If we didn’t know it before, the credit card bill from our spring break trip to Hawaii confirmed it: my family is a bunch of foodies.
Indeed, while vacation planning for most people involves booking activities and scheduling day trips, my wife, kids and I spend the weeks leading up to a big trip poring over restaurant guides, picking out delectable-looking places to eat.
The problem with delectable is that is frequently comes with a less-than-appealing price tag. That’s not always the case as every now and then you can find a hole-in-the-wall hidden gem, but most of the time, you pay a bit extra for a fancy meal. And the fact that my kids, who apparently have developed sophisticated palates, have graduated from the kids’ menu. Paying full fare for their table fare still gives me sticker shock.

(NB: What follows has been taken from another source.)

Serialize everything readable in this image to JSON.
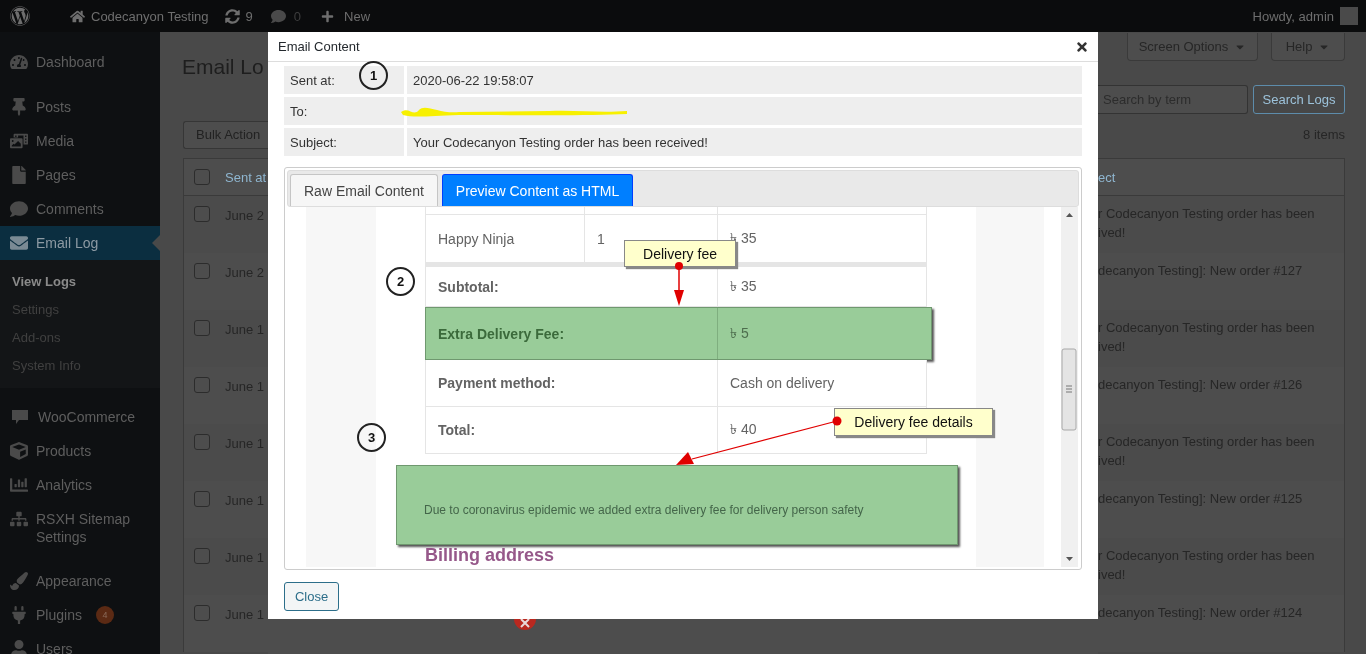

We weren’t always foodies. I still appreciate a good hot dog (and yes, I say that even knowing how they’re made). We have at least one box of mac and cheese in the pantry at any given time. My wife is perfectly content with brand-name coffee out of a can from the supermarket, and in our household, we drink wine out of a box, frequently in coffee mugs.
I think our first steps down the gourmet path came during our first winter in Alaska, 15 years ago. We invited some friends over to watch the Super Bowl. Thinking football party-type food, I mixed up some canned chili and melted Velveeta cheese, with a bag of nacho chips for dipping. Stadium food at its finest, right?
Our friends, however, had a different take on the whole meat and melted cheese thing, and showed up with baked Brie and pâté. While I may have snickered at their choice of football food, I had to admit that it was pretty good.
Ever since then, our Super Bowl gatherings have taken on a gourmet flair. We make baked Brie almost every year, both as an homage and an inside joke. We’ve tried all kinds of other dishes as well. In fact, my kids say the food is the best part of football — they couldn’t care less about the game itself.
We now cook some kind of out-of-the-ordinary meal almost every week. Some of the dishes we’ve tried have become favorites and are cooked up on a regular basis; others have fallen into that “no one likes that except you” category to be saved for when “except you” is home by himself.
And whenever we travel, culinary excursions are part of the itinerary. For our recent vacation, we kept it simple for breakfast and lunch — scrambled eggs at the rented condo for breakfast, peanut butter and jam for lunch (albeit strawberry-guava or pineapple jam). We definitely splurged on dinner though — fresh fish with exotic names, dishes created with flavor combinations you just won’t find at your local diner. Forget the beaches, clear blue water and gorgeous scenery — the food is what makes it paradise for us.
But now that we’re home again, and the credit card bill has arrived, I’m starting to wonder if maybe we shouldn’t rethink this whole foodie thing. I think we’ll be paying off the bill for this trip right up until we head out for our next trip.
They make gourmet canned chili and processed cheese products, don’t they?
Reach Clarion editor Will Morrow at firstname.lastname@example.org.